But the good news is, that the same unconditional love of Jesus for saint and sinner alike, also offers unconditional forgiveness once and for all. All we have to do is to, turn around, the Prodigal son, turning our backs on the darkness and walking towards the light, so that our Jungian shadow falls behind us, as we walk into the light of Christ’s healing, unconditional, all-embracing love, held out to the brokenness within us and to His broken world around us. (That same healing ministry is offered tonight: forgiveness, healing and unconditional love are a package deal held out to all of us. All we need to do is to utter a simple ’Amen’ of ‘Yes’ from the heart to receive it for ourselves).
Judas went out and it was night. I’ve no doubt that as he did so, Jesus turned for a moment and looked at the back of Judas as he left the light and walked away, in just the same way and possibly with the same look, as that day earlier in Christ’s ministry, when Jesus confronted and challenged the rich young ruler, who we’re told walked away from Jesus, but, as we’re explicitly told – Jesus immediately looked at that young man ‘and loved him’ – loved him so much, that he let him go.
Do I believe that that young man, never came back to Jesus? No. Do I believe that Judas never in all eternity, turned around and left the darkness to return to the light?
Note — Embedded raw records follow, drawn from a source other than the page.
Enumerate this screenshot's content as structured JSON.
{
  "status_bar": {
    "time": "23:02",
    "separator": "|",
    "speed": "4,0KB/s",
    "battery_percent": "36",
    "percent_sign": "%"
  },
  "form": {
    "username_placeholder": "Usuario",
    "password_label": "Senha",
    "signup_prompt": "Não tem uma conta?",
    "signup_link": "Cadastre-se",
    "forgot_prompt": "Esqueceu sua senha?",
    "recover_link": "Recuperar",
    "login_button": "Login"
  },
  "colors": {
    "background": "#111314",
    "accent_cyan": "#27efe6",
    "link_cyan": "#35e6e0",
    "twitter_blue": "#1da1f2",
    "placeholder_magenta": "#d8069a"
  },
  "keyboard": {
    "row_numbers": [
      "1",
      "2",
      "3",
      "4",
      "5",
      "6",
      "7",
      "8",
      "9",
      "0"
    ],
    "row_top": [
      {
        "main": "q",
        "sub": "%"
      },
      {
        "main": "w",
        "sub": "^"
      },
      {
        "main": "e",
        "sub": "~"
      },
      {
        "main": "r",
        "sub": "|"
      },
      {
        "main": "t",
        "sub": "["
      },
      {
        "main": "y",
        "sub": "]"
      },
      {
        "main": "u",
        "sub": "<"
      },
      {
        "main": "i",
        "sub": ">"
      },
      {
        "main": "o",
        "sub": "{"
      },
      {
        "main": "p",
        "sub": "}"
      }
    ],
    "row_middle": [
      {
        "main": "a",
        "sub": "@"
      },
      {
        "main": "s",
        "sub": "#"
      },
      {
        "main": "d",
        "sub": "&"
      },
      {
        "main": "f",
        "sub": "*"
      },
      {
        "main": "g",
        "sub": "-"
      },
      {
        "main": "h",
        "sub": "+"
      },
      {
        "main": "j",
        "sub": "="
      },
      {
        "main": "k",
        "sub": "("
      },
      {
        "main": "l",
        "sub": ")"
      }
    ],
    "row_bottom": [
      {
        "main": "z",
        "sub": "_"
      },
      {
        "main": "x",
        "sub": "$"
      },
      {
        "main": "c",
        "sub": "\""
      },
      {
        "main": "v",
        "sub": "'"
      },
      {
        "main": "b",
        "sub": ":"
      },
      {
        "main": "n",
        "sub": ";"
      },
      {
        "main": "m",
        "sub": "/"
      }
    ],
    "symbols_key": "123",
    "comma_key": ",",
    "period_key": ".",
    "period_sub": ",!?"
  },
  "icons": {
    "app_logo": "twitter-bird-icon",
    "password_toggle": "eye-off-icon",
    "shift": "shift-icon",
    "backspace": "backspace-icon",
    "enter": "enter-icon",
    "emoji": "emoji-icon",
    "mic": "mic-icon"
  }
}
No. All I do know is that the longer you leave it, the more difficult it is, for as Newman said: ‘Holiness is always easier NOW’.
Immortal Love, for ever full,
For ever flowing free;
For ever shared, for ever whole,
A never-ebbing sea.
The healing of his seamless dress,
Is by our beds of pain.
We touch him in life’s throng and press
And we are whole again.
Even so, some Lord Jesus.